Crawford credited “someone higher Read more
The National Catholic Register ran a piece on military chaplains entitled “Profiles in Courage: Military Chaplains,” documenting the roles and experiences of Catholic chaplains in the US military. While it noted the typical shortage, it also highlighted a surge of new volunteers:
The Archdiocese for the Military Services, USA reported a sharp jump this year in the number of seminarians interested in serving as military chaplains. As the 2011-2012 academic year begins, there are 31 military-affiliated seminarians nationwide, up from three just three years ago.
The article also profiled four military chaplains Read more
US Army Sergeant Justin Griffith has recently been named the “military director” of American Atheists, the group founded by Madalyn Murray O’Hair (the famous atheist who tried to take on NASA).
He proudly announced that his “first act” was to arm his “fellow foxhole atheists” with “humor” to fight the “condescending theist” statement “there are no atheists in foxholes.” To wit (formatting original):
Technically, there really are no Chaplains in foxholes (in the US military.) They are designated ‘non combatants’, are not assigned a weapon, and are not supposed to be on the front lines of a battlefield. If they somehow stumbled into a foxhole, it would cease being a fighting position. It would simply be a hole…
In the hopes of this becoming a meme that eventually kills the offensive statement altogether, I pass it on to you. I encourage all of my fellow service members to use it. Use it respectfully, but fearlessly. You are right. They are wrong.
Unfortunately, Griffith is wrong, and his attempt at wit falls flat.
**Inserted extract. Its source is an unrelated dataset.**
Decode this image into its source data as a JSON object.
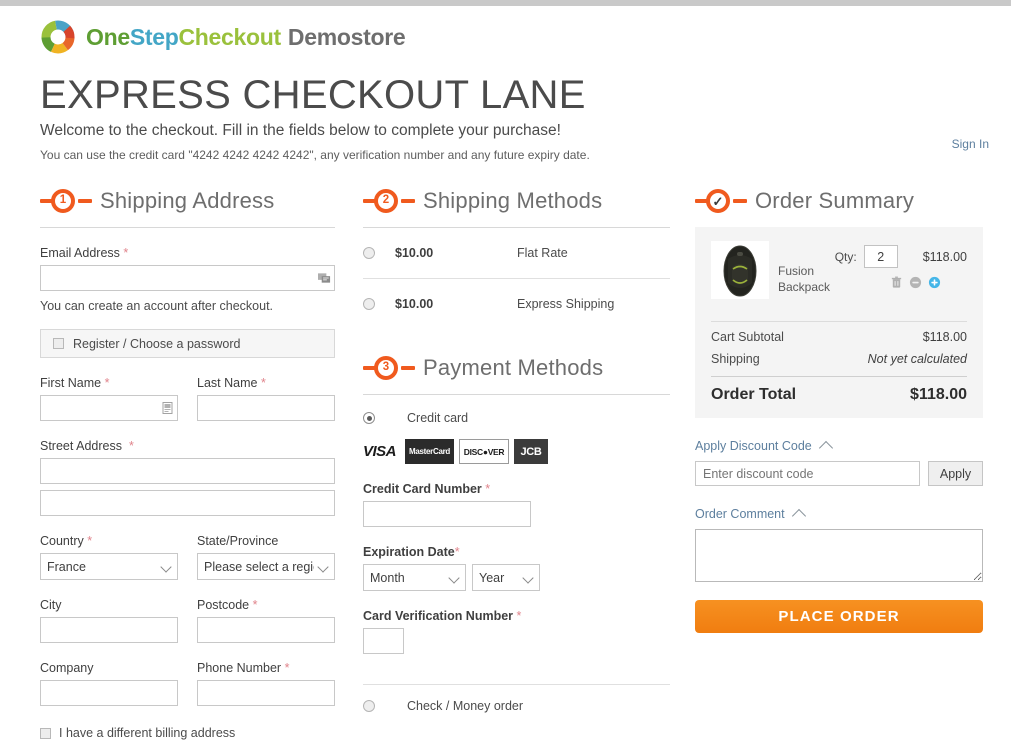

A foxhole is not defined by whether or not a Chaplain is in it any more than a war is defined by the location of its front lines. (Ask the Soldiers in Humvees and MRAPs with Chaplains onboard if they think their vehicle is still for “fighting.”) He ignores the fact the US military does “[assign] a weapon” to Chaplains — it’s in the hands of the Chaplain’s assistant, standing right next to him, charged with protecting the Chaplain with lethal force.
Griffith also grossly misstates facts when he says Read more
Putting a new twist on an old cliché, NASA astronaut Michael Good (Col, USAF, Ret) recently spoke on the awe-inspiring experience of space flight:
“They say there’s no atheists in foxholes, but there’s probably no atheists in rockets,” said Catholic astronaut Col. Mike Good, who believes his faith in God was solidified by the awe-inspiring views he saw from space.
The article notes the infusion of faith in the local community and NASA:
NASA employees fill pews in churches surrounding Johnson Space Center, including Webster Presbyterian Church, called the “church of the astronauts” when John Glenn, Buzz Aldrin, Jerry Carr, Charlie Bassett and Roger Chaffee were active members of the congregation. Later this month, the church will honor the anniversary of Aldrin’s Holy Communion on the moon, the first meal ever eaten on its surface.
Nearby, the Catholic Church St. Paul the Apostle in Nassau Bay depicts Hubble images in its stained glass windows, a design collaboration with space-loving parishioners.
Two years ago Col Good hoped to bring “glory to the Lord of all creation” on a mission to work on the Hubble.
Some atheists apparently took umbrage at Good’s use Read more